> **MATERIAL SUPPLIED**
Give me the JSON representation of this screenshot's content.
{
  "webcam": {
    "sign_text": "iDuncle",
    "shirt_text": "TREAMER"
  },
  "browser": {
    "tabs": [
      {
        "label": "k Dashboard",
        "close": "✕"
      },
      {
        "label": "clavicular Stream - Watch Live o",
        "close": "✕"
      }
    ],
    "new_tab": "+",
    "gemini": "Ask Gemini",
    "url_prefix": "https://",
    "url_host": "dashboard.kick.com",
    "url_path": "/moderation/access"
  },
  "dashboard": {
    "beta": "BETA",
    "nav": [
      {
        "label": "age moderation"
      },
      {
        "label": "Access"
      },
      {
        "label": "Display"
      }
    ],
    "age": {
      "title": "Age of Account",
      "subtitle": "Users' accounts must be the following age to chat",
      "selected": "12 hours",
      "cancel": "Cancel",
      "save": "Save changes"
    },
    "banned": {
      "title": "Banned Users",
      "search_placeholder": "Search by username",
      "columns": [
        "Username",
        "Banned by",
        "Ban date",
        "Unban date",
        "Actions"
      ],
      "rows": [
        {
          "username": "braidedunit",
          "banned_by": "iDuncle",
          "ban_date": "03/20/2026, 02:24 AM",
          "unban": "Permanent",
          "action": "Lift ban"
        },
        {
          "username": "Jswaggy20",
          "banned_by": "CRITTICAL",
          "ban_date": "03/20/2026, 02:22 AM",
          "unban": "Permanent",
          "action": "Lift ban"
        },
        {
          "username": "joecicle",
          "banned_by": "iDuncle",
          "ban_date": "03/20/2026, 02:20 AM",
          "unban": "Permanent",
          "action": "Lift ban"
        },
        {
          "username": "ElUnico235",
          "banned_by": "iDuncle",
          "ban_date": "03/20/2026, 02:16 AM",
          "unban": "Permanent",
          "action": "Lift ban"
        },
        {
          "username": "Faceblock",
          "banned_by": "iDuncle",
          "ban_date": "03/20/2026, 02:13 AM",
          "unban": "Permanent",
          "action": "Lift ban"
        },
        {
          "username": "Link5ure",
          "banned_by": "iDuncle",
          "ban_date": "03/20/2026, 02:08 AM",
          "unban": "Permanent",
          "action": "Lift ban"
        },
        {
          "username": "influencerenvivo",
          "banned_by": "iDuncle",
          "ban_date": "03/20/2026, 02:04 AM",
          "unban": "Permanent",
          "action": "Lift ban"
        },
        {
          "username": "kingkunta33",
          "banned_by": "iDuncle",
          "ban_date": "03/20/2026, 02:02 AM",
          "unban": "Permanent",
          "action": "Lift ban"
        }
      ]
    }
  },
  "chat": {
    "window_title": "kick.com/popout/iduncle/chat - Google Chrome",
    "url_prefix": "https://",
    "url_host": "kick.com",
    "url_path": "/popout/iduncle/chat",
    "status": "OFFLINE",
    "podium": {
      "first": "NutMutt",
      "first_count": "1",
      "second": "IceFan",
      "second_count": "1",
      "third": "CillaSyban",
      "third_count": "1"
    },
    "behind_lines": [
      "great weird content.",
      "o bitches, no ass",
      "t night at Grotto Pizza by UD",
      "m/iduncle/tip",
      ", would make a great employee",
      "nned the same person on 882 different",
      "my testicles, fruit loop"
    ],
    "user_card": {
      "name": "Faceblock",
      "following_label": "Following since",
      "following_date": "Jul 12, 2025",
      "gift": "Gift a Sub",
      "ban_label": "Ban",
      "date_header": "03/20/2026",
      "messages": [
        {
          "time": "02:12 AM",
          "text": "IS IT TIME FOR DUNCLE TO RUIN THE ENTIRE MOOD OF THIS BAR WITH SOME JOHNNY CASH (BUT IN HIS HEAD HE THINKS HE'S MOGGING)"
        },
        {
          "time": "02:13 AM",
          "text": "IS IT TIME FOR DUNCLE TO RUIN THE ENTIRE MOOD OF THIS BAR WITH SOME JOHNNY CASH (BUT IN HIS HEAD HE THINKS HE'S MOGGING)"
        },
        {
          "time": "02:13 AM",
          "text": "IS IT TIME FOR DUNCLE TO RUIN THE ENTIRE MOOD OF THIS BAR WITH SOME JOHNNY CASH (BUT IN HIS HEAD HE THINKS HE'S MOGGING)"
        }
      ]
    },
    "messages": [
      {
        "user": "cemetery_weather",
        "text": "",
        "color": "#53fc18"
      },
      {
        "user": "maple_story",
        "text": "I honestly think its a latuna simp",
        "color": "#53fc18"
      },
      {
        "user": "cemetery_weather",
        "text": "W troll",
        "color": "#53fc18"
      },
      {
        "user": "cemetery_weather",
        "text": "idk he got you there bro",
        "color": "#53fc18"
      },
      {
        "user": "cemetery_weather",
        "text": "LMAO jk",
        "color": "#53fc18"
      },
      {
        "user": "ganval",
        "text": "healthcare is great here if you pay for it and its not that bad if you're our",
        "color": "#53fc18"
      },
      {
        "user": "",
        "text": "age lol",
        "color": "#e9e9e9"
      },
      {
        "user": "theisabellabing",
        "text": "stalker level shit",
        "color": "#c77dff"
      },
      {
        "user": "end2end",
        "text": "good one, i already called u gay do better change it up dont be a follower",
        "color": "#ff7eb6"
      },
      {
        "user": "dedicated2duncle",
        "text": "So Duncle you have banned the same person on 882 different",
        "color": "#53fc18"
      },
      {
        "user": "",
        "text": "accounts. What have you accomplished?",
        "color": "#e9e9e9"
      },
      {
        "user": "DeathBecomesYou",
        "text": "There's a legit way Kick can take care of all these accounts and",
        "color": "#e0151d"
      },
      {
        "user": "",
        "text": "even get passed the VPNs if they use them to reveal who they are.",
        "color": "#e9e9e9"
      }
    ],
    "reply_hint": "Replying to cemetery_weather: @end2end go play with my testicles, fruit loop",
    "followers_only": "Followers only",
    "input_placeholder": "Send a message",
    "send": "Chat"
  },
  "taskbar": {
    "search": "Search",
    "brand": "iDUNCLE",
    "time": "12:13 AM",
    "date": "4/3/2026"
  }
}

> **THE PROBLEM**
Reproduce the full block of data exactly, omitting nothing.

> **WRITTEN RESPONSE**
Give me the JSON representation of this screenshot's content.
{
  "webcam": {
    "sign_text": "iDuncle",
    "shirt_text": "TREAMER"
  },
  "browser": {
    "tabs": [
      {
        "label": "k Dashboard",
        "close": "✕"
      },
      {
        "label": "clavicular Stream - Watch Live o",
        "close": "✕"
      }
    ],
    "new_tab": "+",
    "gemini": "Ask Gemini",
    "url_prefix": "https://",
    "url_host": "dashboard.kick.com",
    "url_path": "/moderation/access"
  },
  "dashboard": {
    "beta": "BETA",
    "nav": [
      {
        "label": "age moderation"
      },
      {
        "label": "Access"
      },
      {
        "label": "Display"
      }
    ],
    "age": {
      "title": "Age of Account",
      "subtitle": "Users' accounts must be the following age to chat",
      "selected": "12 hours",
      "cancel": "Cancel",
      "save": "Save changes"
    },
    "banned": {
      "title": "Banned Users",
      "search_placeholder": "Search by username",
      "columns": [
        "Username",
        "Banned by",
        "Ban date",
        "Unban date",
        "Actions"
      ],
      "rows": [
        {
          "username": "braidedunit",
          "banned_by": "iDuncle",
          "ban_date": "03/20/2026, 02:24 AM",
          "unban": "Permanent",
          "action": "Lift ban"
        },
        {
          "username": "Jswaggy20",
          "banned_by": "CRITTICAL",
          "ban_date": "03/20/2026, 02:22 AM",
          "unban": "Permanent",
          "action": "Lift ban"
        },
        {
          "username": "joecicle",
          "banned_by": "iDuncle",
          "ban_date": "03/20/2026, 02:20 AM",
          "unban": "Permanent",
          "action": "Lift ban"
        },
        {
          "username": "ElUnico235",
          "banned_by": "iDuncle",
          "ban_date": "03/20/2026, 02:16 AM",
          "unban": "Permanent",
          "action": "Lift ban"
        },
        {
          "username": "Faceblock",
          "banned_by": "iDuncle",
          "ban_date": "03/20/2026, 02:13 AM",
          "unban": "Permanent",
          "action": "Lift ban"
        },
        {
          "username": "Link5ure",
          "banned_by": "iDuncle",
          "ban_date": "03/20/2026, 02:08 AM",
          "unban": "Permanent",
          "action": "Lift ban"
        },
        {
          "username": "influencerenvivo",
          "banned_by": "iDuncle",
          "ban_date": "03/20/2026, 02:04 AM",
          "unban": "Permanent",
          "action": "Lift ban"
        },
        {
          "username": "kingkunta33",
          "banned_by": "iDuncle",
          "ban_date": "03/20/2026, 02:02 AM",
          "unban": "Permanent",
          "action": "Lift ban"
        }
      ]
    }
  },
  "chat": {
    "window_title": "kick.com/popout/iduncle/chat - Google Chrome",
    "url_prefix": "https://",
    "url_host": "kick.com",
    "url_path": "/popout/iduncle/chat",
    "status": "OFFLINE",
    "podium": {
      "first": "NutMutt",
      "first_count": "1",
      "second": "IceFan",
      "second_count": "1",
      "third": "CillaSyban",
      "third_count": "1"
    },
    "behind_lines": [
      "great weird content.",
      "o bitches, no ass",
      "t night at Grotto Pizza by UD",
      "m/iduncle/tip",
      ", would make a great employee",
      "nned the same person on 882 different",
      "my testicles, fruit loop"
    ],
    "user_card": {
      "name": "Faceblock",
      "following_label": "Following since",
      "following_date": "Jul 12, 2025",
      "gift": "Gift a Sub",
      "ban_label": "Ban",
      "date_header": "03/20/2026",
      "messages": [
        {
          "time": "02:12 AM",
          "text": "IS IT TIME FOR DUNCLE TO RUIN THE ENTIRE MOOD OF THIS BAR WITH SOME JOHNNY CASH (BUT IN HIS HEAD HE THINKS HE'S MOGGING)"
        },
        {
          "time": "02:13 AM",
          "text": "IS IT TIME FOR DUNCLE TO RUIN THE ENTIRE MOOD OF THIS BAR WITH SOME JOHNNY CASH (BUT IN HIS HEAD HE THINKS HE'S MOGGING)"
        },
        {
          "time": "02:13 AM",
          "text": "IS IT TIME FOR DUNCLE TO RUIN THE ENTIRE MOOD OF THIS BAR WITH SOME JOHNNY CASH (BUT IN HIS HEAD HE THINKS HE'S MOGGING)"
        }
      ]
    },
    "messages": [
      {
        "user": "cemetery_weather",
        "text": "",
        "color": "#53fc18"
      },
      {
        "user": "maple_story",
        "text": "I honestly think its a latuna simp",
        "color": "#53fc18"
      },
      {
        "user": "cemetery_weather",
        "text": "W troll",
        "color": "#53fc18"
      },
      {
        "user": "cemetery_weather",
        "text": "idk he got you there bro",
        "color": "#53fc18"
      },
      {
        "user": "cemetery_weather",
        "text": "LMAO jk",
        "color": "#53fc18"
      },
      {
        "user": "ganval",
        "text": "healthcare is great here if you pay for it and its not that bad if you're our",
        "color": "#53fc18"
      },
      {
        "user": "",
        "text": "age lol",
        "color": "#e9e9e9"
      },
      {
        "user": "theisabellabing",
        "text": "stalker level shit",
        "color": "#c77dff"
      },
      {
        "user": "end2end",
        "text": "good one, i already called u gay do better change it up dont be a follower",
        "color": "#ff7eb6"
      },
      {
        "user": "dedicated2duncle",
        "text": "So Duncle you have banned the same person on 882 different",
        "color": "#53fc18"
      },
      {
        "user": "",
        "text": "accounts. What have you accomplished?",
        "color": "#e9e9e9"
      },
      {
        "user": "DeathBecomesYou",
        "text": "There's a legit way Kick can take care of all these accounts and",
        "color": "#e0151d"
      },
      {
        "user": "",
        "text": "even get passed the VPNs if they use them to reveal who they are.",
        "color": "#e9e9e9"
      }
    ],
    "reply_hint": "Replying to cemetery_weather: @end2end go play with my testicles, fruit loop",
    "followers_only": "Followers only",
    "input_placeholder": "Send a message",
    "send": "Chat"
  },
  "taskbar": {
    "search": "Search",
    "brand": "iDUNCLE",
    "time": "12:13 AM",
    "date": "4/3/2026"
  }
}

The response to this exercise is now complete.